July 4th is known as Independence Day for our American friends. There is much to admire about their yearning for freedom and their hard-won independence.
On the whole, independence is a good thing. We try to foster independence in our children, and rejoice when they’re finally able to do tasks for themselves, such as tying their own shoelaces or making their own beds (although some teenagers never seem to master this one).
But as Christians, we have a slightly different take on independence. We’re called to live “in dependence” on God, not independent of Him.
In a few days, Canada will be celebrating its birthday. July 1st is Canada Day, a holiday on which we have parties, set off fireworks, and wave the flag.
We’re all attached to our national flags, aren’t we? Each is beautiful in its own way. Some flags have blocks of colour, some feature significant symbols, others have patterns of stars and stripes. A handful of countries depict plants or trees on their flags, mine among them.
Canada’s flag has a maple leaf at its centre. In fact, the nickname for our flag is the Maple Leaf. As a nature lover, I’m proud to have a symbol of a plant on my national flag, and especially pleased that it’s a leaf from one of my favourite trees.
Growing up, I loved maple trees: I climbed them, enjoyed the sugar and fudge made from their sap, collected their red and orange leaves in autumn to press and even jumped into raked-up piles of them.
I’d venture to say that all Canadians love maple trees. The trees themselves are beautiful and stately; the wood harvested from them is so strong it can be used as the flooring for bowling alleys; we harvest precious sap from them to make sought-after products; and the leaves turn gorgeous colours in the autumn.
The maple leaf is the emblem of Canada. It symbolizes who we are as a people: hardy, strong, nature-loving northerners.
Just as the maple tree is important to Canadians, there’s another tree which is very important to a certain group of people:
No, I don’t know anyone by that name, and I haven’t seen any actual ghosts lately.
I’m referring to the giant sea holly, a plant whose nickname is “Miss Willmott’s Ghost.” I happened to see it on a visit to my city’s botanical gardens recently.
The giant sea holly was given this whimsical moniker in honour of the equally eccentric Ellen Willmott, an English gardener who lived in Victorian times.
Apparently, Miss Willmott so loved this plant that she carried its seeds with her at all times in hopes of helping it proliferate.
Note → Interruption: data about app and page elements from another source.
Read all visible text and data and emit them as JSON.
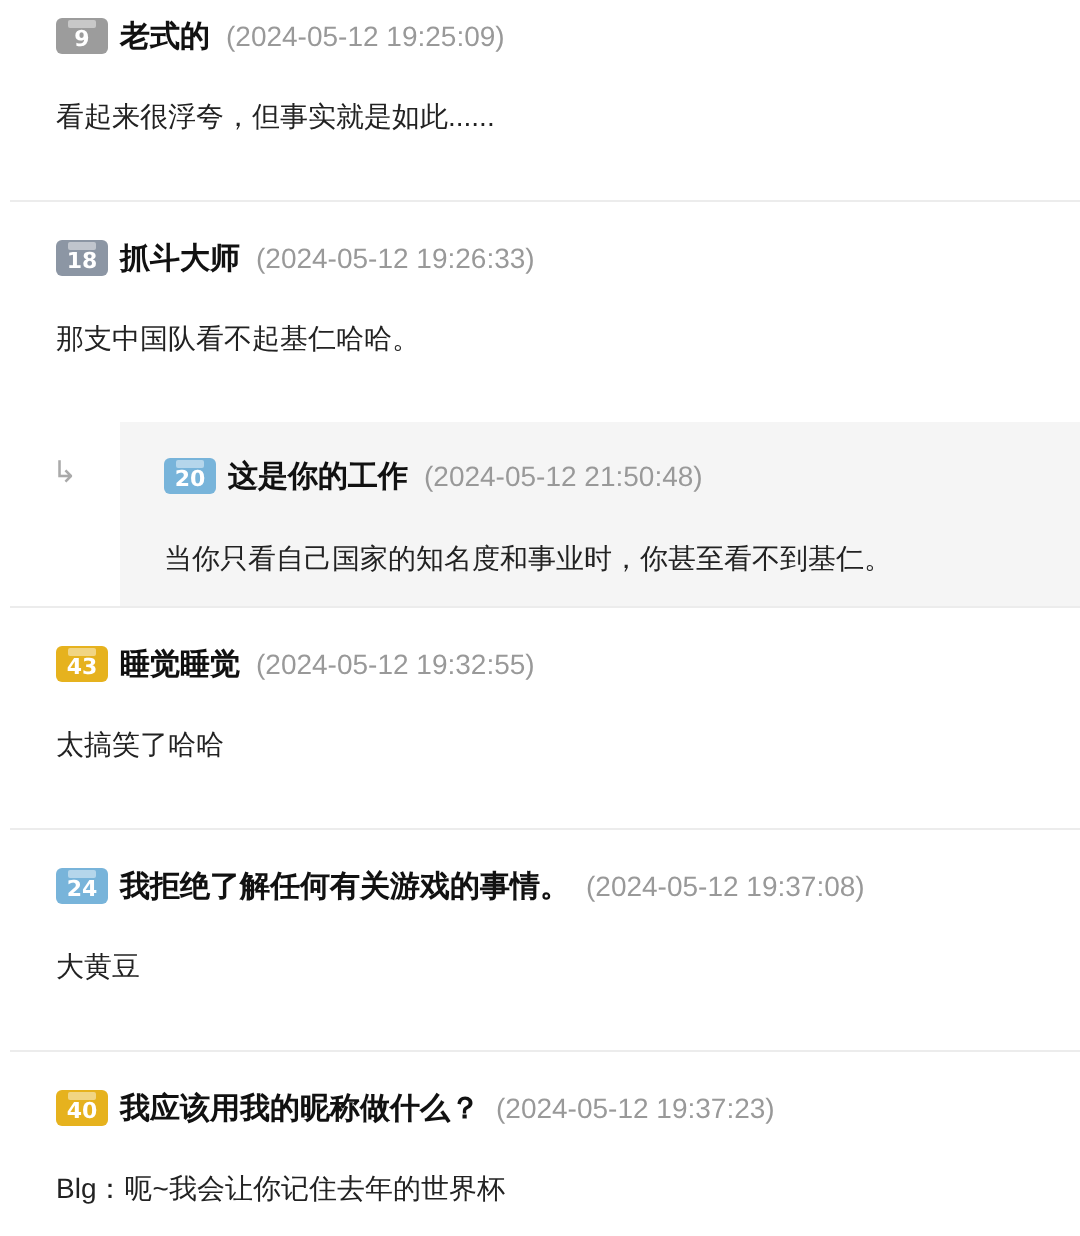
{
  "comments": [
    {
      "level": "9",
      "color": "#9c9c9c",
      "name": "老式的",
      "time": "(2024-05-12 19:25:09)",
      "text": "看起来很浮夸，但事实就是如此......"
    },
    {
      "level": "18",
      "color": "#8c96a4",
      "name": "抓斗大师",
      "time": "(2024-05-12 19:26:33)",
      "text": "那支中国队看不起基仁哈哈。",
      "replies": [
        {
          "reply_icon": "↳",
          "level": "20",
          "color": "#78b4da",
          "name": "这是你的工作",
          "time": "(2024-05-12 21:50:48)",
          "text": "当你只看自己国家的知名度和事业时，你甚至看不到基仁。"
        }
      ]
    },
    {
      "level": "43",
      "color": "#e6b21e",
      "name": "睡觉睡觉",
      "time": "(2024-05-12 19:32:55)",
      "text": "太搞笑了哈哈"
    },
    {
      "level": "24",
      "color": "#78b4da",
      "name": "我拒绝了解任何有关游戏的事情。",
      "time": "(2024-05-12 19:37:08)",
      "text": "大黄豆"
    },
    {
      "level": "40",
      "color": "#e6b21e",
      "name": "我应该用我的昵称做什么？",
      "time": "(2024-05-12 19:37:23)",
      "text": "Blg：呃~我会让你记住去年的世界杯"
    }
  ]
}
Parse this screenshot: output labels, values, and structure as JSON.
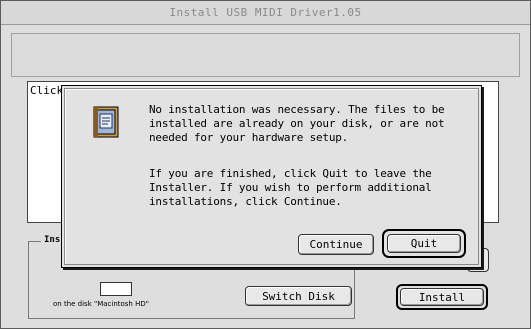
{
  "window": {
    "title": "Install USB MIDI Driver1.05"
  },
  "main": {
    "text_area_partial": "Click"
  },
  "install_group": {
    "legend_partial": "Ins",
    "disk_label": "on the disk \"Macintosh HD\"",
    "switch_disk_label": "Switch Disk",
    "install_label": "Install"
  },
  "alert": {
    "icon": "installer-icon",
    "message_1": "No installation was necessary. The files to be installed are already on your disk, or are not needed for your hardware setup.",
    "message_2": "If you are finished, click Quit to leave the Installer. If you wish to perform additional installations, click Continue.",
    "continue_label": "Continue",
    "quit_label": "Quit"
  }
}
On a regular basis, she would secretly scatter the seeds in other people’s gardens when visiting them. Later, this silvery thistle-like plant would mysteriously appear, no doubt causing the garden’s owners to do a double-take and wonder how it got there.
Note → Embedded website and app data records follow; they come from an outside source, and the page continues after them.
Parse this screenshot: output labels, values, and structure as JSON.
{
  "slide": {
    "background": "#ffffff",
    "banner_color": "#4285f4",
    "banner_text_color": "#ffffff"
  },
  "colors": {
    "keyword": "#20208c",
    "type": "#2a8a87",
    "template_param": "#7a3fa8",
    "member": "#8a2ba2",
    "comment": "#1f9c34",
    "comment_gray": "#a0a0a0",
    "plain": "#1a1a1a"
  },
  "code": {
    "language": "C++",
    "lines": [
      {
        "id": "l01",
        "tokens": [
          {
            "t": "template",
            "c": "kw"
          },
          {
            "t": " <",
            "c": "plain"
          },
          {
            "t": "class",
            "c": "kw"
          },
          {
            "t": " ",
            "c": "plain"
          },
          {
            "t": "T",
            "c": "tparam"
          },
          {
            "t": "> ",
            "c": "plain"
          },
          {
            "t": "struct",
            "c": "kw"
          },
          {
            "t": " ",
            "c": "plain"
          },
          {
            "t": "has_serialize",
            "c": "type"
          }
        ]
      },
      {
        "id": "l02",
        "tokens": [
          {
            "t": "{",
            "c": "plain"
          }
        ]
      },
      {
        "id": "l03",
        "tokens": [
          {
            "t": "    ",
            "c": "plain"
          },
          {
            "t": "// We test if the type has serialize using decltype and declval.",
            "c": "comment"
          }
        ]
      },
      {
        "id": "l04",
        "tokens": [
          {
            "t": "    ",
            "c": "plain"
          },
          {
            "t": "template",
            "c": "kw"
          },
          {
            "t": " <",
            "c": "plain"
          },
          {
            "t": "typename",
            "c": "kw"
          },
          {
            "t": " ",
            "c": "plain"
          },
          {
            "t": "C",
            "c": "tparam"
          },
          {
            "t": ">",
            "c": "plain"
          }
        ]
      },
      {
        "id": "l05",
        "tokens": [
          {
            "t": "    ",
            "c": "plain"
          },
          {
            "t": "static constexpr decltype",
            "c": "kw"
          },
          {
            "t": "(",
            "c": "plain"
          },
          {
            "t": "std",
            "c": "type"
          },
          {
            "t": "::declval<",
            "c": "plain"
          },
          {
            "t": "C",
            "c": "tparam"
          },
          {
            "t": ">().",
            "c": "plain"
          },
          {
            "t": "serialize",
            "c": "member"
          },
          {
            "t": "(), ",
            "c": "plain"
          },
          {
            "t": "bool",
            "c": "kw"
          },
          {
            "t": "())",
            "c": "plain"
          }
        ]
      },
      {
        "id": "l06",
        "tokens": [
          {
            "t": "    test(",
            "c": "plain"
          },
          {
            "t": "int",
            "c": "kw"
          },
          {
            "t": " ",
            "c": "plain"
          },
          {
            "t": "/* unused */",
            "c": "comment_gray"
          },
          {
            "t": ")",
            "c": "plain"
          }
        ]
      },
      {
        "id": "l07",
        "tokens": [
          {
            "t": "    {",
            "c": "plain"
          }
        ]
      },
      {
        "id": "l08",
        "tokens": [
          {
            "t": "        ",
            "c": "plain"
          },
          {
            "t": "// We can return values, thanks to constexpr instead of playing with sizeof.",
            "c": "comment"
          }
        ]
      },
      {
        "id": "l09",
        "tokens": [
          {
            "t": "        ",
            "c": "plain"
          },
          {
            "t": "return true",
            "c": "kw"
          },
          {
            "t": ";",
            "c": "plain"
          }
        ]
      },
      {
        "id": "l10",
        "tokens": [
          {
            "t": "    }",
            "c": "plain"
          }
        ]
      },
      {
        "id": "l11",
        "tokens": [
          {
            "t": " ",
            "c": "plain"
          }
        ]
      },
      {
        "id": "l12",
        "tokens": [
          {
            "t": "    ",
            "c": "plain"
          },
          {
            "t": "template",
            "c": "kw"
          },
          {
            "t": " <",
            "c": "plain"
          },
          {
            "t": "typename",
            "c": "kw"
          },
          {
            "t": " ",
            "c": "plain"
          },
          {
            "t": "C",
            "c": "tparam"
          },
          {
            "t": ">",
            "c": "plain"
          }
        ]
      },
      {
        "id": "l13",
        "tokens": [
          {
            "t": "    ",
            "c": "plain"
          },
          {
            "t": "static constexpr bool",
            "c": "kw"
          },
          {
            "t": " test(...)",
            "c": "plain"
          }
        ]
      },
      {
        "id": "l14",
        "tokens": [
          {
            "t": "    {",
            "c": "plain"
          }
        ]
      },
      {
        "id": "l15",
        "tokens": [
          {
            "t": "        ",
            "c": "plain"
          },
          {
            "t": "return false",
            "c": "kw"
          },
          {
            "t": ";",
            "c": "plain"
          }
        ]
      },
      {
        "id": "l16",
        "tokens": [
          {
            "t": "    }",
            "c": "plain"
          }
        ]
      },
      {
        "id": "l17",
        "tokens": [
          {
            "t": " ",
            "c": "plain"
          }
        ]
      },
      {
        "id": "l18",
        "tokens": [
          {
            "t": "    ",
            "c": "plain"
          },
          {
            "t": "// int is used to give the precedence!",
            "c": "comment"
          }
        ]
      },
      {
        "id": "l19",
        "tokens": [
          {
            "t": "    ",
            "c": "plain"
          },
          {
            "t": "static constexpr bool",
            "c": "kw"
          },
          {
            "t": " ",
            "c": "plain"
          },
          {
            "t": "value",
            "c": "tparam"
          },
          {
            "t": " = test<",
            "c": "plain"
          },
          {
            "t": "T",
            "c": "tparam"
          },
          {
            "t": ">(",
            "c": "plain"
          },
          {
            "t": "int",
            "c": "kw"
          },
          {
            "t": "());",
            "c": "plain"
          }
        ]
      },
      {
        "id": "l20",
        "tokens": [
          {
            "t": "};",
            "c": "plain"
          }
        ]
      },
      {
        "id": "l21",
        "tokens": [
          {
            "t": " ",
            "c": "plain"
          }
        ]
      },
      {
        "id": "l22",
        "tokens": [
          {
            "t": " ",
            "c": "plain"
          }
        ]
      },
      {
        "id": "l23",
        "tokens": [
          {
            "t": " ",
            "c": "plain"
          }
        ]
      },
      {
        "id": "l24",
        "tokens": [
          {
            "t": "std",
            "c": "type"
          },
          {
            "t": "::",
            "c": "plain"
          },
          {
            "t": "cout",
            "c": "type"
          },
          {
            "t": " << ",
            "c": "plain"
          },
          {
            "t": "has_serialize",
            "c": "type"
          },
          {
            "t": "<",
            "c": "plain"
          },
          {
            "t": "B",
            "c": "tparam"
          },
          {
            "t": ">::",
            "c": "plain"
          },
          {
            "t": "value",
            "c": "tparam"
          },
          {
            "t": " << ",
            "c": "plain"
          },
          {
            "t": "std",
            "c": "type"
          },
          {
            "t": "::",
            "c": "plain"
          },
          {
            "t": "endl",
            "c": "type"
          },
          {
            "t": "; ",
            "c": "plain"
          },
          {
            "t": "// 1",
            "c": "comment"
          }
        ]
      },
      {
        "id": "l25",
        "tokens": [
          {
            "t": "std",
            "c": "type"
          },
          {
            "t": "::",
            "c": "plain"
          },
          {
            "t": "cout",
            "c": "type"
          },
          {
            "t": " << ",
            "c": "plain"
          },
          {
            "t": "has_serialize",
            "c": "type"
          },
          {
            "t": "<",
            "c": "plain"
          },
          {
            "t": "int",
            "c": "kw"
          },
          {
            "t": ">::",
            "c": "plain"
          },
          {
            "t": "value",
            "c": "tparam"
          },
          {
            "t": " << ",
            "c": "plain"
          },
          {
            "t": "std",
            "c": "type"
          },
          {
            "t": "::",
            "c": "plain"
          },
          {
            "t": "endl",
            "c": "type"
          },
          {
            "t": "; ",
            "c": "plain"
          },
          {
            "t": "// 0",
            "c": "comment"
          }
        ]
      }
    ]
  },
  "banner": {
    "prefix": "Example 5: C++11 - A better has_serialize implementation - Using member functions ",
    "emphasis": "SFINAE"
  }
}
Perhaps we as believers in God should take a page from Miss Willmott’s book. Not to engage in any guerrilla gardening necessarily, but to follow her example of planting “seeds” wherever we go.
Being nocturnal, bats search for food at night, but their night vision is fairly poor. So instead they use echolocation, or reflected sound, to home in on insects such as moths. Their built-in sonar directs them to the precise location of the tasty morsels; then it’s just a matter of swooping in and gobbling them up.
So the bats’ prey have to be crafty as well.
Certain species of tiger moth have the ability to emit sonar of their own. As a bat is closing in, the moth emits a fusillade of ultrasonic clicks. This barrage blurs and disrupts the bat’s echolocation: the signal is essentially jammed. The baffled hunter can no longer “see” the moth, and is tricked into thinking its target has vanished. Thwarted, the hungry predator flies away, and the prey is safe.
Our little tiger moth beats its enemy at its own game.
Wouldn’t it be nice if we could “jam the signal” of the enemy of our soul? If we could disrupt and counter the lies the world tells us about ourselves?